What to do:
Check each line of the entries below for the word "icon", and copy the lines that have it.

Listed records:
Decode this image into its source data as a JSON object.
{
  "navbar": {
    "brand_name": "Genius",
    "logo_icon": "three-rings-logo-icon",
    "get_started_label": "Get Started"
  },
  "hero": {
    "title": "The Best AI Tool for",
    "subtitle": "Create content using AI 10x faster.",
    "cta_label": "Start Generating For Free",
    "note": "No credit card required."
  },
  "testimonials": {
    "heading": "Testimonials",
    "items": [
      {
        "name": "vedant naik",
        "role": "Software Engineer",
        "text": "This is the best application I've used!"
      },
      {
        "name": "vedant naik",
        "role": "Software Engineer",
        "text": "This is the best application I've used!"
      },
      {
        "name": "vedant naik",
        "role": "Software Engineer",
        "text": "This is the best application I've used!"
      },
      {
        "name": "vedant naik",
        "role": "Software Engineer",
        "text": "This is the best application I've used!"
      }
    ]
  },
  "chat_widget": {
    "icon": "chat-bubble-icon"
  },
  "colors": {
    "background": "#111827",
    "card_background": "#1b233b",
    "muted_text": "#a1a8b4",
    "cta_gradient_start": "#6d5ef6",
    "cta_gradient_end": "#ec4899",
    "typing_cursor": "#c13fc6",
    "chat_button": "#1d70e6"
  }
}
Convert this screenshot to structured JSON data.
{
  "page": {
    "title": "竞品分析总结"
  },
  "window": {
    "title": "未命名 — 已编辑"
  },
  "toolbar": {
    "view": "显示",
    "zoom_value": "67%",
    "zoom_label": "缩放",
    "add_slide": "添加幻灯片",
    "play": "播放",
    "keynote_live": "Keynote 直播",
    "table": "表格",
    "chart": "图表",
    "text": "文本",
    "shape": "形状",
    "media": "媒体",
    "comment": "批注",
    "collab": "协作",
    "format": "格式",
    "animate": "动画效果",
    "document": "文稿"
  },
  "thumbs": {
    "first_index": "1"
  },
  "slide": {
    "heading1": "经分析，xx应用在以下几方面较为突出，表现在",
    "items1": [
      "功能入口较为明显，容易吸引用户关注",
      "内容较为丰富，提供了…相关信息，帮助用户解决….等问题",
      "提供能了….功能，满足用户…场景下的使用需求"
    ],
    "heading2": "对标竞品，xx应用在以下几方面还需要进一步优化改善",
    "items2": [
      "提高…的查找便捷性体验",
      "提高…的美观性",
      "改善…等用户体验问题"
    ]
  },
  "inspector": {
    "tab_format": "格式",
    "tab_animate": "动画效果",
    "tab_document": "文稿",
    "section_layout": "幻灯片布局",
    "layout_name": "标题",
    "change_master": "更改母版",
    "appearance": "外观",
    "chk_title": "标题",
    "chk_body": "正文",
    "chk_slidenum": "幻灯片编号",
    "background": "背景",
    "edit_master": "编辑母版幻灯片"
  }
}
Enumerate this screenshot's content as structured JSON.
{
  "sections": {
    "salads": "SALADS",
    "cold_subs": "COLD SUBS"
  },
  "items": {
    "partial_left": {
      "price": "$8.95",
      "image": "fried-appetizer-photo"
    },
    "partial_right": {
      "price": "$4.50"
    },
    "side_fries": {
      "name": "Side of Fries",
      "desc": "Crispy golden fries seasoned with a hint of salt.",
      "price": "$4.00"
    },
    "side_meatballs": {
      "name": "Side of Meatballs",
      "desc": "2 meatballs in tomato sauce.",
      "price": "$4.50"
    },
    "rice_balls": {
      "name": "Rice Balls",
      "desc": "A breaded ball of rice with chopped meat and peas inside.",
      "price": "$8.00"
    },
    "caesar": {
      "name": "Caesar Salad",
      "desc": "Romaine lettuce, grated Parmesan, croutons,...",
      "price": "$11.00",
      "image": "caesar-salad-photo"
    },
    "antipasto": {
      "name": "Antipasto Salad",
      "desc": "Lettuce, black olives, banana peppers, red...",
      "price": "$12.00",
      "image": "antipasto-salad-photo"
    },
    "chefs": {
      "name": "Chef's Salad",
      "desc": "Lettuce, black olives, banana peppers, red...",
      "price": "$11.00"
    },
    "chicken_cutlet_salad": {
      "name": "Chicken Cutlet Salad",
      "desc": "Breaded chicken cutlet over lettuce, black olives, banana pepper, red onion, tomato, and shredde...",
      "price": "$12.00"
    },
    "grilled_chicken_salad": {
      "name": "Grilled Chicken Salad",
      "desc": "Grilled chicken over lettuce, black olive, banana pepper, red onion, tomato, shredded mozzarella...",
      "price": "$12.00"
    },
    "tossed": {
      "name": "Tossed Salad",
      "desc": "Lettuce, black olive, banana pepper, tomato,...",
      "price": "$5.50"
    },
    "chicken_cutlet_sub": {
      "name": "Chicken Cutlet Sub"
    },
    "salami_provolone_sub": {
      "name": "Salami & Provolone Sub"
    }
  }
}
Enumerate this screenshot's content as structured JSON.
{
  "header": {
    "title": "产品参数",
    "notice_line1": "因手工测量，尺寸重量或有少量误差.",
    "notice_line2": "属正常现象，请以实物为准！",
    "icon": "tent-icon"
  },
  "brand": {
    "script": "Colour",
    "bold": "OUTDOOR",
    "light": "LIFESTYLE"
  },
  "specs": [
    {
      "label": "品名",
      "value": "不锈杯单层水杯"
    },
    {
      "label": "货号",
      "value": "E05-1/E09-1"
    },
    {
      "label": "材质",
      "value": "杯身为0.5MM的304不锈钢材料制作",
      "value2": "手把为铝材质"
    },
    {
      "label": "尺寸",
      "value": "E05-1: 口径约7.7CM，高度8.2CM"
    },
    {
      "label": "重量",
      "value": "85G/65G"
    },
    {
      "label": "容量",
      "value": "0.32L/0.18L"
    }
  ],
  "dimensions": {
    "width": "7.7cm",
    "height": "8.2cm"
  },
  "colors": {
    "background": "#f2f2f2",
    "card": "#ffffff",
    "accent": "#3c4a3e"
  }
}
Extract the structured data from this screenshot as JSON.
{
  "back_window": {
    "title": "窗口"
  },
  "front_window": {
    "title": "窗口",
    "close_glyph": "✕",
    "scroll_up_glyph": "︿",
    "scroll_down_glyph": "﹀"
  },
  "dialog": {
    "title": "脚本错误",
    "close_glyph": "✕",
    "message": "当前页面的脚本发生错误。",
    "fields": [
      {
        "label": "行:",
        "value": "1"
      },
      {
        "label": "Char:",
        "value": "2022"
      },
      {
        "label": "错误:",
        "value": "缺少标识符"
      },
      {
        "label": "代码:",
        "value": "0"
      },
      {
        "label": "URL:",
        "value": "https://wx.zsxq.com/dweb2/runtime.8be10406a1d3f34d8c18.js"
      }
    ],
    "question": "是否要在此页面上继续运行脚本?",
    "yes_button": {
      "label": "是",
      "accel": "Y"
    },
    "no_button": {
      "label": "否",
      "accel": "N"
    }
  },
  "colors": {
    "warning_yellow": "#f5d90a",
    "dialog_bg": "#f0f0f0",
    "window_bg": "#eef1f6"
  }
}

Answer area:
    "logo_icon": "three-rings-logo-icon",
    "icon": "chat-bubble-icon"
    "icon": "tent-icon"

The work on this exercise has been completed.